A possible impediment to Shields’s optimism, though, is the threat of Tea Partiers challenging sitting Republicans from the right. Shields downplays the possibility as “rumors” that “come up all the time,” but longtime conservative activist Richard Viguerie told The Daily Caller to expect about 50 incumbents to face primaries, an estimate he may increase or decrease depending on how the GOP members vote over the next six months.
Viguerie said it’s “too early” to start plotting about which Republicans to primary, but that, “if some of these people continue to cast disappointing votes, and are not providing leadership to turn things around in the country, then a lot more are going to get challenged than you would have thought, maybe, in January of this year.”
“By January of next year, we’ll know a lot more, by the fall even,” he said.
Shields defends the Tea Party movement, too, adding that he thinks it is the reason Republicans took the majority in the November midterm elections. But, he warns that people should be wary of candidates who may try to attach themselves to the Tea Party label to get elected. Shields said that, in New York’s 26th District, Jack Davis is doing just that to try to beat Jane Corwin, who has received NRCC support.

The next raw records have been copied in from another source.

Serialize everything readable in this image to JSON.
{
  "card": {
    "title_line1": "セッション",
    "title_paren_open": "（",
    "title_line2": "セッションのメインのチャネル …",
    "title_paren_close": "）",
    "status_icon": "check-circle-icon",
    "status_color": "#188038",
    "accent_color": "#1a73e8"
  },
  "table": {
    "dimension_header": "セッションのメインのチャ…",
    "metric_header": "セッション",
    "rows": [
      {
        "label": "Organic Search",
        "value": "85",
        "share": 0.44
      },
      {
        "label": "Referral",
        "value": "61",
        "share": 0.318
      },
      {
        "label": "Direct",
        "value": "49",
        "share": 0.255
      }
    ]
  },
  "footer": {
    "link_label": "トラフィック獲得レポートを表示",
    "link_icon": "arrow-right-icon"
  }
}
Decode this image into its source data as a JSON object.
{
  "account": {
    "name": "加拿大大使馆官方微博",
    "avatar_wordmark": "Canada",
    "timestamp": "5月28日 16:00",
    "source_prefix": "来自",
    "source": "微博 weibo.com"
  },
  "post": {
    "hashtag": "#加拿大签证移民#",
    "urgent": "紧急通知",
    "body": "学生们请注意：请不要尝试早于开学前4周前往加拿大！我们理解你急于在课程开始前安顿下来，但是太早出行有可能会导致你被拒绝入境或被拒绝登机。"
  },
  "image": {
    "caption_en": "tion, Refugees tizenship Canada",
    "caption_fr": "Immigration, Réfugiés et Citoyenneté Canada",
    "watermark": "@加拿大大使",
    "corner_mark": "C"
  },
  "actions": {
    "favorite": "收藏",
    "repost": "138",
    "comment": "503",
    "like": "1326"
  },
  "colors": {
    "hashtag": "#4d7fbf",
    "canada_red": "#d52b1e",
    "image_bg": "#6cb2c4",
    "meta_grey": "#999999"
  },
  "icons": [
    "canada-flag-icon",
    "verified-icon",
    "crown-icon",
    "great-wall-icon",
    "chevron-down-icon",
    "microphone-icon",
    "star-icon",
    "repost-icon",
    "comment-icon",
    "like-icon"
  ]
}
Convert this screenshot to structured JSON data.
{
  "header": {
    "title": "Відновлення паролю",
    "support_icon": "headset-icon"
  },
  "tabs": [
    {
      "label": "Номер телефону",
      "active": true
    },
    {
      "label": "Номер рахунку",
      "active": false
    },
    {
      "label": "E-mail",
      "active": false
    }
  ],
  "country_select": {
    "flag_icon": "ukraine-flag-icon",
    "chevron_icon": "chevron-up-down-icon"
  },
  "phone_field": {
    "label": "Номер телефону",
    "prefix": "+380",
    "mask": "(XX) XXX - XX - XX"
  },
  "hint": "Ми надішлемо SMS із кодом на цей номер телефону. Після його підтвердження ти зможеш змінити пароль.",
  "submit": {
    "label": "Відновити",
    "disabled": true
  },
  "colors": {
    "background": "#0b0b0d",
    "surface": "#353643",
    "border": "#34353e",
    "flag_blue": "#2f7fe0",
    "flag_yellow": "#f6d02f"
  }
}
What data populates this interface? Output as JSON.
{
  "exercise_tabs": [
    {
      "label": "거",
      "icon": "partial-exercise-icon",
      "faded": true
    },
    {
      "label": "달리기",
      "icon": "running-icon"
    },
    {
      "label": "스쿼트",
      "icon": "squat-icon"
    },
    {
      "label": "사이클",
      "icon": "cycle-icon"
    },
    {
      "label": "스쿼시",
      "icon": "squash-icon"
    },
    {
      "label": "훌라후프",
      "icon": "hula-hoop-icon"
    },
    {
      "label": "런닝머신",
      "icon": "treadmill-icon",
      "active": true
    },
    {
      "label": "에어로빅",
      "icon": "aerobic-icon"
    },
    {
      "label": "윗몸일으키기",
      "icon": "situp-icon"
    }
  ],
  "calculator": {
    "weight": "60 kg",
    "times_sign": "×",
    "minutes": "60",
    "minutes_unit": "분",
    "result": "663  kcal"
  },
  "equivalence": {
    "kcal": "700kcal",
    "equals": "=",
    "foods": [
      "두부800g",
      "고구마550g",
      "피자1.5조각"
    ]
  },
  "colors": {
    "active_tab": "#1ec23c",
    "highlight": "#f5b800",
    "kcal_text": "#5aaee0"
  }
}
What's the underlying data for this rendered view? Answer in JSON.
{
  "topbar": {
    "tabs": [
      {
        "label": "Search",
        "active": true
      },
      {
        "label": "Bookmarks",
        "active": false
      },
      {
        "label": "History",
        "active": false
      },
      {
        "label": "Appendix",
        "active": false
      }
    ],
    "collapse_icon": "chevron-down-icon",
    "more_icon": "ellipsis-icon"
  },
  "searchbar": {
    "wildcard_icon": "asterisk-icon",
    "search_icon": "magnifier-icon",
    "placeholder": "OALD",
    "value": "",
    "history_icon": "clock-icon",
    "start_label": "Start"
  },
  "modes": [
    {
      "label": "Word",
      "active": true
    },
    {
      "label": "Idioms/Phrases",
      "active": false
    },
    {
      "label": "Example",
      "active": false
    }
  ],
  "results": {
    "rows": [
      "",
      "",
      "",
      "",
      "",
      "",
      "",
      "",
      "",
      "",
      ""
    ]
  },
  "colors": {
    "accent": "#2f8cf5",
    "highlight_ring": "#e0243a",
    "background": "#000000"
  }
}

“He was an Obama supporter and a Pelosi supporter,” Shields said of Davis, adding that local Tea Partiers have called him on it. “He’s a liberal Democrat who has decided he’s just dying to be in Congress.”
Shields said freshman Tea Party superstar Allen West of Florida is, “doing exactly what he should be doing,” to get re-elected. “He is such an effective communicator that he’s really going to put himself in a very, very strong position in both to raise money and to defend his seat,” Shields said. Though Democrat Ron Klein said he won’t challenge West to get his seat back, Democrats Lois Frankel, West Palm Beach’s mayor, and Patrick Murphy, a businessman, have both announced their candidacy.
Shields said West shouldn’t be too worried about his Democratic challengers, though, as his firm stances on issues is attractive to voters.
“Yeah, of course you’re going to have Democrats recruited to run against him. But, I wouldn’t want to have anyone else down there besides Allen West because he gets exactly what you have to do to win that seat,” Shields said. “I think if he was not putting up tent poles and saying, ‘This is what I stand for,’ and having his base understand who he is, if he was trying to be some kind of wishy-washy guy in the middle, he would be doing a huge disservice when it comes to keeping that district.”